For 25 long minutes, the two riders' positions barely changed: Schleck ahead, glancing back every kilometre or so, but usually staring fixedly into the mist, and Contador, mouth open, sticking like glue to his back wheel. Every so often Schleck would attempt to open a gap with another gradual acceleration – it was later estimated he tried 15 times – but he was already close to his limit and the Spaniard could respond easily.
The only major attack came from Contador, who briefly opened a gap with a vicious little charge three kilometres from the line. Schleck quickly responded with a counter-move, coming alongside him and even briefly exchanging words. "I asked him to go ahead for a little bit so I could attack him, but he was too clever for that," Schleck said later.

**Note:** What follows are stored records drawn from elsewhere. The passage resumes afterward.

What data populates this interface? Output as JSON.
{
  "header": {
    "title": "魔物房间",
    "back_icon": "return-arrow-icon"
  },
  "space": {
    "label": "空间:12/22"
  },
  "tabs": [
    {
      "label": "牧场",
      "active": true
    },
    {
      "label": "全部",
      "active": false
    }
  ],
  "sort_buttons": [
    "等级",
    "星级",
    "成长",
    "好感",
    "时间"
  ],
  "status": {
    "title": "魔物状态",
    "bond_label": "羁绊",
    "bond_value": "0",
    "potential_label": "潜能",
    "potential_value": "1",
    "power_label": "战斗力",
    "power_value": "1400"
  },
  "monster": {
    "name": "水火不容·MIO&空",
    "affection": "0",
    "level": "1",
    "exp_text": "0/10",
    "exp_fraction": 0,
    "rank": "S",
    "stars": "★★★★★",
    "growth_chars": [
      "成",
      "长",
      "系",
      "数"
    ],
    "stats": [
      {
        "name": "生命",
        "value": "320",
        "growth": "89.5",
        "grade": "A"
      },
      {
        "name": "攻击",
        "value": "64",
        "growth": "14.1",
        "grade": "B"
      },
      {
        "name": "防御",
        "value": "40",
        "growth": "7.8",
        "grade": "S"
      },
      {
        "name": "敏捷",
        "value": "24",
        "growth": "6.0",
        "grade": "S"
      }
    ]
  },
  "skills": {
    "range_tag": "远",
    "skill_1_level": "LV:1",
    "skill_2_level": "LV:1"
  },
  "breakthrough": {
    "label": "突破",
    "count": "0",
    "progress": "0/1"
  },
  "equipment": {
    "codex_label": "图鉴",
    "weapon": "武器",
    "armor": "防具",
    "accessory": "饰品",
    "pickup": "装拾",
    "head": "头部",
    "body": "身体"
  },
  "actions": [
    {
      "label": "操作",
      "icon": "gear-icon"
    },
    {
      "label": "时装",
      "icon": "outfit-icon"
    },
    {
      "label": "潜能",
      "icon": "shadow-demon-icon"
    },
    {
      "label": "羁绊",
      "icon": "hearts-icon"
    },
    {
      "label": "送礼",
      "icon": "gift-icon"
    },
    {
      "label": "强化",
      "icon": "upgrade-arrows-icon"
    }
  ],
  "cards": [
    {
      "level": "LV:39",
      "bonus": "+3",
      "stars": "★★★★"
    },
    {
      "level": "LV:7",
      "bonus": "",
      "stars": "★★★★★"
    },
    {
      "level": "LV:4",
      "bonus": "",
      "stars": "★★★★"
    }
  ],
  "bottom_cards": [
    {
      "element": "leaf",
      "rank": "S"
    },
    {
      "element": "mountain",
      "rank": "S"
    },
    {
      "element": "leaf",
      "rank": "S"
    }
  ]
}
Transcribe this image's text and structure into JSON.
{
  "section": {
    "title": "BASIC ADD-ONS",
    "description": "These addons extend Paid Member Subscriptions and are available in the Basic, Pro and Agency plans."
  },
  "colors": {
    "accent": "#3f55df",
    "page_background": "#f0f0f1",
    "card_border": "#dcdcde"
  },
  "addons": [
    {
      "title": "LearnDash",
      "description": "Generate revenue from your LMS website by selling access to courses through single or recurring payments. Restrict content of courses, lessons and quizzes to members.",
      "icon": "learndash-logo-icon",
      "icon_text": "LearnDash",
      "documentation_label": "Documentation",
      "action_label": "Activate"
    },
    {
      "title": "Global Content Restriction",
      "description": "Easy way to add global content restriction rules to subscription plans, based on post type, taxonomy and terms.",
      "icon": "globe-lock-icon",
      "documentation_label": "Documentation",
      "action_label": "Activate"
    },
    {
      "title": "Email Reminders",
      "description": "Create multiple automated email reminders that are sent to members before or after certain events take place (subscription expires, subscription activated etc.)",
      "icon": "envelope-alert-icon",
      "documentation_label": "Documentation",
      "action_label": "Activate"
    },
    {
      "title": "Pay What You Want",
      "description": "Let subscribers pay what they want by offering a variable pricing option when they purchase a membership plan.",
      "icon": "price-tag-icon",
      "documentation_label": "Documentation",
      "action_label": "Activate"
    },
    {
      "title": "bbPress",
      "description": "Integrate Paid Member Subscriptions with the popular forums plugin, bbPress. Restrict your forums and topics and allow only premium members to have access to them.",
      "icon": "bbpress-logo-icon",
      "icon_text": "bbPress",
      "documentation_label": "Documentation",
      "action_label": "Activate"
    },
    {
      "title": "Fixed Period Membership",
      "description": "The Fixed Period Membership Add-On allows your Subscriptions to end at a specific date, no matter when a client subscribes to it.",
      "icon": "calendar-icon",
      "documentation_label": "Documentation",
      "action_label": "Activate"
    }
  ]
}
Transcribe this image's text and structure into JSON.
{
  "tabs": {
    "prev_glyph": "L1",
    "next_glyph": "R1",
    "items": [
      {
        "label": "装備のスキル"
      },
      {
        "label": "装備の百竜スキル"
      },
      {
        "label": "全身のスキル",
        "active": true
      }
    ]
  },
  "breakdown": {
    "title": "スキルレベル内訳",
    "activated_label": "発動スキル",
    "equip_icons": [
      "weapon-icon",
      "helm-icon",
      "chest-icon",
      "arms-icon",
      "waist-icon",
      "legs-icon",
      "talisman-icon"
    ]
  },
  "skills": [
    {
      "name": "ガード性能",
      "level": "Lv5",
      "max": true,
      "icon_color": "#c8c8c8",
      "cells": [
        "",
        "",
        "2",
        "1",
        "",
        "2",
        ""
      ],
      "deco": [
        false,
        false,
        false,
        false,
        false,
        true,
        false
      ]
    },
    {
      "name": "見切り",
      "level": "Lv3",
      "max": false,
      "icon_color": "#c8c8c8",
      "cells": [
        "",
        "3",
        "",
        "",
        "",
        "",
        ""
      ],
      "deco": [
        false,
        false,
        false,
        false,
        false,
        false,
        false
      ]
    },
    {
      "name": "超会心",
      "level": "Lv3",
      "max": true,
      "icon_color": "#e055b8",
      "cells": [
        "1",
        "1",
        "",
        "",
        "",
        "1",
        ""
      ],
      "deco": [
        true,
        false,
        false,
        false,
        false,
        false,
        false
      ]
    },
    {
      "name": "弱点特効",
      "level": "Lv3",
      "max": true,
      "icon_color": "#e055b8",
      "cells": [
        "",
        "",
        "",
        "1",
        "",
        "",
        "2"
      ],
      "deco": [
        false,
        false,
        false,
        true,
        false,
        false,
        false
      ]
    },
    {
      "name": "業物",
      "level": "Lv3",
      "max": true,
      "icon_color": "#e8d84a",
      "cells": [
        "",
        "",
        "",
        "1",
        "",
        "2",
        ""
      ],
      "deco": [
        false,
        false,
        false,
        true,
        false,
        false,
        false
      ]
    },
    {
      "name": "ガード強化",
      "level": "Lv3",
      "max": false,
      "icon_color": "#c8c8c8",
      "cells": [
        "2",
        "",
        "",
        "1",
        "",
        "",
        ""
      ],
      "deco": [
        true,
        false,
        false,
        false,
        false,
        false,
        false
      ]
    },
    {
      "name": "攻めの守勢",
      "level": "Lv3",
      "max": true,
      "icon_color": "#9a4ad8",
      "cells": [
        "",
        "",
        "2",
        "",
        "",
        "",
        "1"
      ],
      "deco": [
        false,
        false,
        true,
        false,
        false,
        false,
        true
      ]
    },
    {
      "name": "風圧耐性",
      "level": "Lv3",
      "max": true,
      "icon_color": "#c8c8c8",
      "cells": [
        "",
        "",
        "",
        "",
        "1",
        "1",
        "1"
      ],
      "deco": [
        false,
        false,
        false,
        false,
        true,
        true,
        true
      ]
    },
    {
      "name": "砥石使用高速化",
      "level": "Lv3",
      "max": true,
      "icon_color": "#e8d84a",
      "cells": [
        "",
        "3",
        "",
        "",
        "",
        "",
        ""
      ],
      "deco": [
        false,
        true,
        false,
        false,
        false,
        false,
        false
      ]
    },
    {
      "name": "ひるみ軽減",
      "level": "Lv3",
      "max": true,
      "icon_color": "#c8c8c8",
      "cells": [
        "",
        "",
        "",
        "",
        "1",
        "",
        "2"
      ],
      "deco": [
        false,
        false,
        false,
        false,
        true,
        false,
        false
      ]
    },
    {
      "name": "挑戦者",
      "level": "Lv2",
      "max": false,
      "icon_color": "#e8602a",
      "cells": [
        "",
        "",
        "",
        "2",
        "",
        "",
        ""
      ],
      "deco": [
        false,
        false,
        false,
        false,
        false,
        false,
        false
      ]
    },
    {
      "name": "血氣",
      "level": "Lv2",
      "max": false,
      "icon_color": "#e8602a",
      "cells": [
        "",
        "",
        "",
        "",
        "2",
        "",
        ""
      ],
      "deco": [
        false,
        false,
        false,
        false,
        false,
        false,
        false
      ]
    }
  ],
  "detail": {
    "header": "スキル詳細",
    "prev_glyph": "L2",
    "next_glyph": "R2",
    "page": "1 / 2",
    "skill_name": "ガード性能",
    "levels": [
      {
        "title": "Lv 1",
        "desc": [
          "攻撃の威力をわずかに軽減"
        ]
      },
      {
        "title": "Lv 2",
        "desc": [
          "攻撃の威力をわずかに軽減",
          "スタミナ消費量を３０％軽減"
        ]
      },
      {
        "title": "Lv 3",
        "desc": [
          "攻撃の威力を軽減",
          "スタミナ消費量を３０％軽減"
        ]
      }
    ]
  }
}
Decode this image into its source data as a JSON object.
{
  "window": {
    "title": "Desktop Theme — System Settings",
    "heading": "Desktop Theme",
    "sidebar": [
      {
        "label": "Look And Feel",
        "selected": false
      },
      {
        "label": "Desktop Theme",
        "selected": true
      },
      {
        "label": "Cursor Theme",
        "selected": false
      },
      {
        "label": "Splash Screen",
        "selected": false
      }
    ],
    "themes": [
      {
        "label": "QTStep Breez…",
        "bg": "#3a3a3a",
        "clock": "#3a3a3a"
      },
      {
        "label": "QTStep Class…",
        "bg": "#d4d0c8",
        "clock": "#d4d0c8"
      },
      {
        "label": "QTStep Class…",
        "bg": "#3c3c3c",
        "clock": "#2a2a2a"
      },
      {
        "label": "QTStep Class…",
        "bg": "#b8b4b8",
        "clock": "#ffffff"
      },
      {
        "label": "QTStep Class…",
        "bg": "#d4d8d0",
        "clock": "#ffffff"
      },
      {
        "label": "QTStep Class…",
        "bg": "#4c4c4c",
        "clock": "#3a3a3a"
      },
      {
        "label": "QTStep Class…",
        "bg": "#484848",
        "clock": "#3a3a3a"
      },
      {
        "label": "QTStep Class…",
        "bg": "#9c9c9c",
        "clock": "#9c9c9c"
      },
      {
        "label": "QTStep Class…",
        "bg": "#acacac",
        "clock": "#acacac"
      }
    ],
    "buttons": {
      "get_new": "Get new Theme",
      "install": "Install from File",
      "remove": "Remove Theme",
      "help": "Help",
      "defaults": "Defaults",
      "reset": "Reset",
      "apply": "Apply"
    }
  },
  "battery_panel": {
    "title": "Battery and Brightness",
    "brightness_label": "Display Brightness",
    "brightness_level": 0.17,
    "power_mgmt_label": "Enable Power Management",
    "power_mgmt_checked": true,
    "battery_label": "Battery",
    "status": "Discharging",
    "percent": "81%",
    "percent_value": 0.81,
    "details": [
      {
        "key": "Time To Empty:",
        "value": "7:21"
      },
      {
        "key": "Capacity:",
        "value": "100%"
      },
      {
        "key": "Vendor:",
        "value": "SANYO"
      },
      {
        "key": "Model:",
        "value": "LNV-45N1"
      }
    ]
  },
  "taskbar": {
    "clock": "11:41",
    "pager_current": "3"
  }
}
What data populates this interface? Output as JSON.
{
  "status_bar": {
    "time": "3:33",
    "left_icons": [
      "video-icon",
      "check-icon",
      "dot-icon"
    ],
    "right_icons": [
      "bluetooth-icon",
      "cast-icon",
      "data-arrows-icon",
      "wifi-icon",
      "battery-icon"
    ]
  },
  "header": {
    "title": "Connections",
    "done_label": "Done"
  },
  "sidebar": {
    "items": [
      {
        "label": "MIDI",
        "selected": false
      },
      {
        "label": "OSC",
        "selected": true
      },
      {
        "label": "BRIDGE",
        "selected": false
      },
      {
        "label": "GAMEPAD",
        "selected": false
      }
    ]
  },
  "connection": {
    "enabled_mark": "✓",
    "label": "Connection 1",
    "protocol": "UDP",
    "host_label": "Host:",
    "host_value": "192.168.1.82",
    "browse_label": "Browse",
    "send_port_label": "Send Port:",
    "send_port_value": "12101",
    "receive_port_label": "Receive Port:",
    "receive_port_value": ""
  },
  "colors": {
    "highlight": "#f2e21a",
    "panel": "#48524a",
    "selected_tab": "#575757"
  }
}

Under a leaden sky with no real change of position, the racing could have become a shade monotonous, but the spectators, even more colourful than usual despite the heavy rain, provided roadside entertainment. Men clad in green thongs and nothing else, another in a floral apron, raincoat and a bikini bottom, a bullfighter with a waistcoat, and even a yellow frogman loomed up out of the mist as the two pedalled past – Schleck as ever ahead, Contador behind.
"I tried time and again, but I could only do slight accelerations – he was too strong," Schleck said. "But it was impossible, Alberto was very smart, he knew he had to stick on my wheel and that was it."
Schleck added that he did not regard the race as completely decided. "I know I said whoever led in the Tourmalet would win in Paris, but there's still only eight seconds between us.
"Alberto used to be the best climber in the world, but I've proved at the very least that I'm the best climber in this year's Tour, so who knows what will happen in the time trial? It's certainly not over yet." His manager, Bjarne Riis, was more realistic, however. "You never know, but normally the Tour is finished," he said.
As for Contador, the Spaniard preached caution, but in being presented with the yellow jersey after the stage he gave his widest grin yet of the entire Tour. "The race isn't over till Paris, but this is a big step forward," he said. "The important thing today was not to lose time or the yellow and I achieved both of those objectives." Asked why he had not managed to drop Schleck as he would have done in previous Tours, Contador joked, "Maybe I'm getting old."
Today sees a second-last opportunity for Mark Cavendish to increase his total of three wins in this year's race, and launch a last-ditch challenge for the green jersey. Only a Cavendish victory combined with a disastrous performance by both points leader Thor Hushovd and second-placed Alessandro Petacchi could put the Manxman back in the game. Otherwise he will have to settle for being the Tour's fastest sprinter but without the green jersey – an identical outcome to last year.
After yesterday's result, a close finish looks likely. It won't be the first:
1989: 8 seconds
In the closest Tour in history, the twice champion Laurent Fignon was beaten by Greg LeMond in a time trial into Paris despite taking a 50-second lead into the stage.
Alberto Contador's first Tour was another narrow triumph, with Cadel Evans in second. Levi Leipheimer was 31 second back, making this the closest top three in history.
A final time trial into Paris, as in 1989, saw one man leapfrog another. In '68 it was the Dutchman Jan Janssen who got the better of Belgium's Herman Van Springel.
Stephen Roche was another beneficiary of a time trial, overtaking Spaniard Pedro Delgado courtesy of the penultimate day's stage.Reuse content